Restructuring Pros Expect Double Dip

Colter, Allison Bisbey
September 2011
High Yield Report;9/5/2011, p12
The article reports on the belief of six out of 10 Turnaround Management Association members that a double-dip recession will return within six to 18 months, based on a survey conducted in September 2011. Conway MacKenzie senior managing director Charles Moore noted the role of availability of financing in the return of the recession. Also noted is the bearish outlook of workout specialists. O'Keefe & Associates Consulting director Brad Coulter cited the factors that will drive a slowdown.


Related Articles

  • WHAT DETROIT CAN TEACH US ABOUT MONEY. Matters, Craig // Money;Nov2010, Vol. 39 Issue 10, p10 

    The article discusses lessons for consumers provided by the example of Detroit, Michigan. Along with many U.S. cities, Detroit suffered from a severe economic recession in the U.S. House prices have fallen, unemployment has risen, and municipal finances have become strained. Consumers, like...

  • Yield Curve and Predicted GDP Growth, February 2011.  // Economic Trends (07482922);Mar2011, p2 

    The article focuses on the predicted growth of gross domestic product (GDP) in the U.S. for the period of January 15, 2011 to February 25, 2011, which was analyzed through yield curves. It states that there is an expected 0.7% chance for the U.S. to be in recession in February 2012. It also...

  • Ignoring Reality. Macpherson, D. Clark // SoHo Journal: The Magazine of Arts & Politics;Winter2011, p3 

    The author offers his thoughts about the state of the U.S. economy as of December 2011. He contends that the immediate future of the U.S. involves municipal defaults, mass layoffs and recession, among other things. He mentions that real unemployment is going 20 percent and, in August, no new...

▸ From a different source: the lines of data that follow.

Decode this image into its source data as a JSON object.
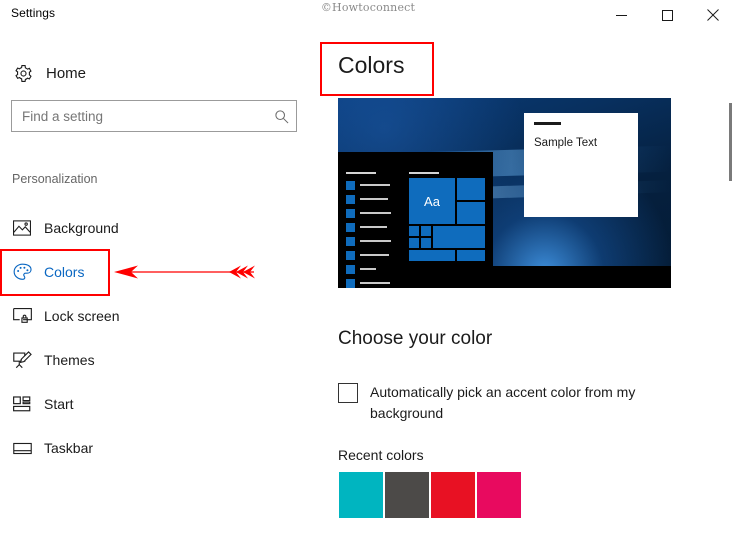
{
  "window": {
    "app_title": "Settings",
    "watermark": "©Howtoconnect",
    "controls": {
      "minimize": "minimize-icon",
      "maximize": "maximize-icon",
      "close": "close-icon"
    }
  },
  "sidebar": {
    "home_label": "Home",
    "home_icon": "gear-icon",
    "search": {
      "value": "",
      "placeholder": "Find a setting",
      "icon": "search-icon"
    },
    "group_title": "Personalization",
    "items": [
      {
        "label": "Background",
        "icon": "picture-icon",
        "selected": false
      },
      {
        "label": "Colors",
        "icon": "palette-icon",
        "selected": true
      },
      {
        "label": "Lock screen",
        "icon": "lock-screen-icon",
        "selected": false
      },
      {
        "label": "Themes",
        "icon": "themes-icon",
        "selected": false
      },
      {
        "label": "Start",
        "icon": "start-tiles-icon",
        "selected": false
      },
      {
        "label": "Taskbar",
        "icon": "taskbar-icon",
        "selected": false
      }
    ]
  },
  "main": {
    "page_title": "Colors",
    "preview": {
      "tile_letter": "Aa",
      "sample_window_text": "Sample Text"
    },
    "section_title": "Choose your color",
    "auto_accent": {
      "label": "Automatically pick an accent color from my background",
      "checked": false
    },
    "recent_colors": {
      "title": "Recent colors",
      "swatches": [
        {
          "name": "cyan",
          "hex": "#00B5C0"
        },
        {
          "name": "dark-gray",
          "hex": "#4C4A48"
        },
        {
          "name": "red",
          "hex": "#E81123"
        },
        {
          "name": "pink",
          "hex": "#E80A5F"
        }
      ]
    }
  },
  "annotations": {
    "highlight_color": "#FF0000",
    "arrow_color": "#FF0000",
    "accent_color": "#0A67C2"
  }
}
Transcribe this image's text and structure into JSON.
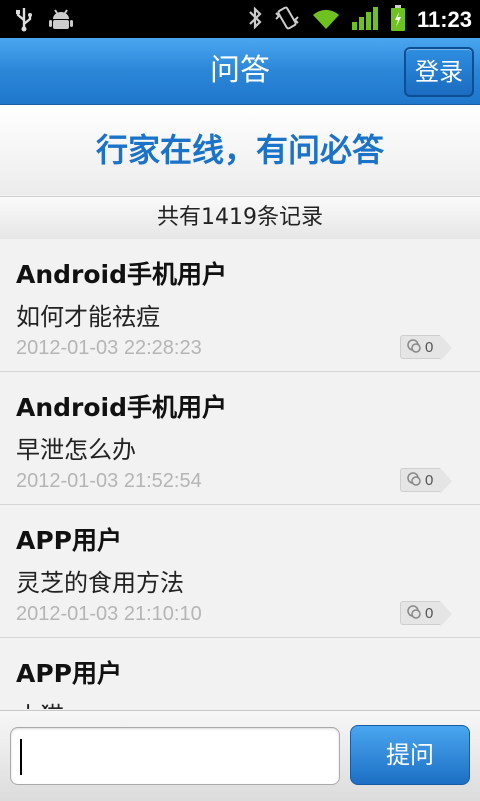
{
  "status_bar": {
    "time": "11:23"
  },
  "header": {
    "title": "问答",
    "login_label": "登录"
  },
  "slogan": "行家在线，有问必答",
  "record_count": "共有1419条记录",
  "items": [
    {
      "author": "Android手机用户",
      "question": "如何才能祛痘",
      "time": "2012-01-03 22:28:23",
      "comments": "0"
    },
    {
      "author": "Android手机用户",
      "question": "早泄怎么办",
      "time": "2012-01-03 21:52:54",
      "comments": "0"
    },
    {
      "author": "APP用户",
      "question": "灵芝的食用方法",
      "time": "2012-01-03 21:10:10",
      "comments": "0"
    },
    {
      "author": "APP用户",
      "question": "小猫",
      "time": "",
      "comments": ""
    }
  ],
  "input": {
    "value": "",
    "placeholder": ""
  },
  "ask_label": "提问",
  "colors": {
    "accent": "#1f77cc",
    "slogan": "#1a73c9"
  }
}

  • Don't Be Afraid of Recession, Part II. Lim, Paul J. // Money;Sep2010, Vol. 39 Issue 8, p49 

    The article discusses whether the U.S. economy will enter recession again, and what investors can do to prepare for a period of slack economic growth. Avoid the shares of companies that make consumer goods not considered necessities. Fund manager Jeremy Grantham thinks high-quality stocks such...

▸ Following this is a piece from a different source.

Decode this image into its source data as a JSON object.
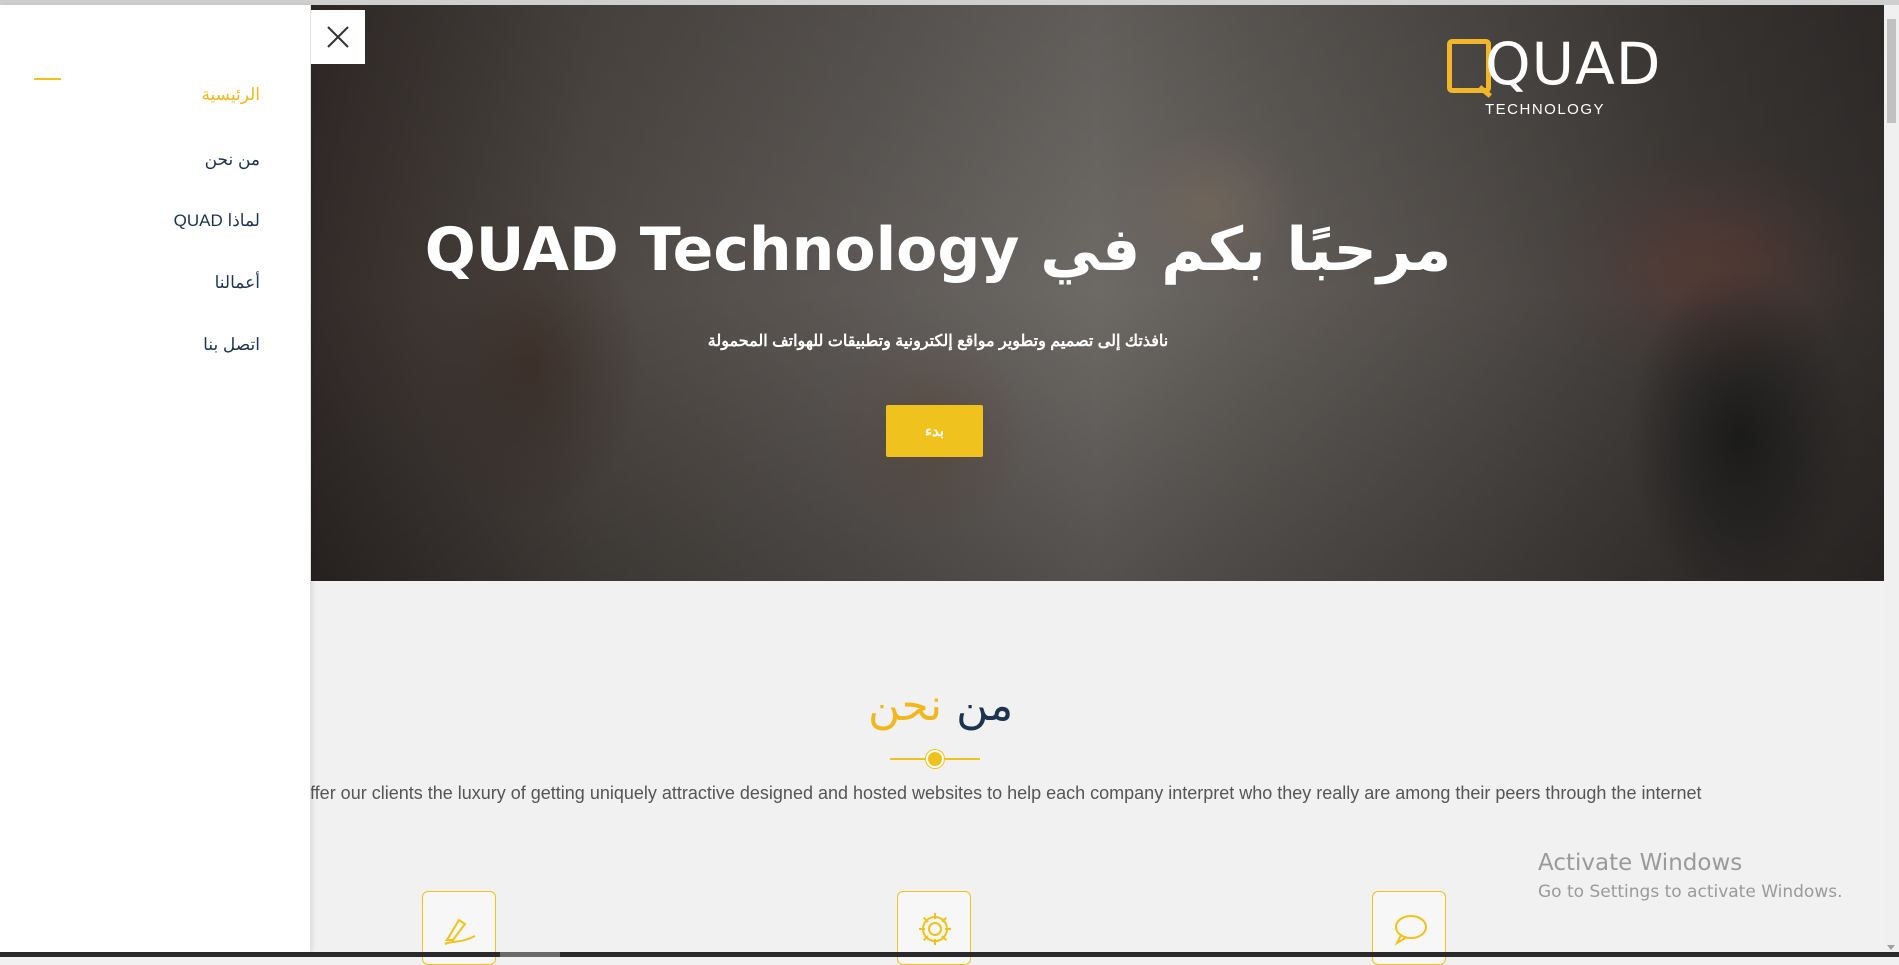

  • This Time Things Are Different. Fried, Carla // Money;Oct2011, Vol. 40 Issue 9, p37 

    The article focuses on the U.S. economic conditions in 2011 due to the recession and the global financial crisis. The bright spots in the economy are discussed including how stock dividends can withstand an economic downturn, the continuing growth of U.S. companies, and the gap between corporate...

  • Inflation Expectations, Business Taxation And The Incentive To Invest In Depreciable Capital Goods. Mantell, Edmund H. // Journal of Business & Economics Research;Mar2013, Vol. 11 Issue 3, p159 

    A parochial issue in business taxation -- one which was discussed vigorously during the U.S. 2007- 2009 economic contraction -- is the issue of how corporate Federal income tax policy affects incentives for businesses to undertake new investments in capital goods. This paper focuses on the...

  • Raging Bull.  // Money Today;Nov2010, p22 

    This article discusses the growth of the stock market in India in 2010. It highlights the rising volume of stocks handled by the Sensex. It attributes the growth to the increasing investments in the stock market. In addition, the article warns that the market will fall if the U.S. economy drops...

  • Worry about growth, not inflation. Makin, John H. // AEI Paper & Studies;2014, p1 

    The author shares his views about the state of the U.S. economy. He declares the growth numbers for the first quarter of 2014 awful given that they are far below forecasts and portend a very weak 2014 U.S. economy. He thinks an average growth rate of -0.5 percent during the first half of the...

  • WHAT IS A DOLLAR WORTH? Marche, Stephen // Esquire;Nov2011, Vol. 156 Issue 4, p80 

    The article presents views on the value of the U.S. dollar as of November 2011. It notes the cliché that the American empire is in decline and argues that the idea is absurd as it believes that the U.S. has the most productive economy in the world even in the midst of the worst recession...


Read the Article


Sorry, but this item is not currently available from your library.

Try another library?
Sign out of this library

Other Topics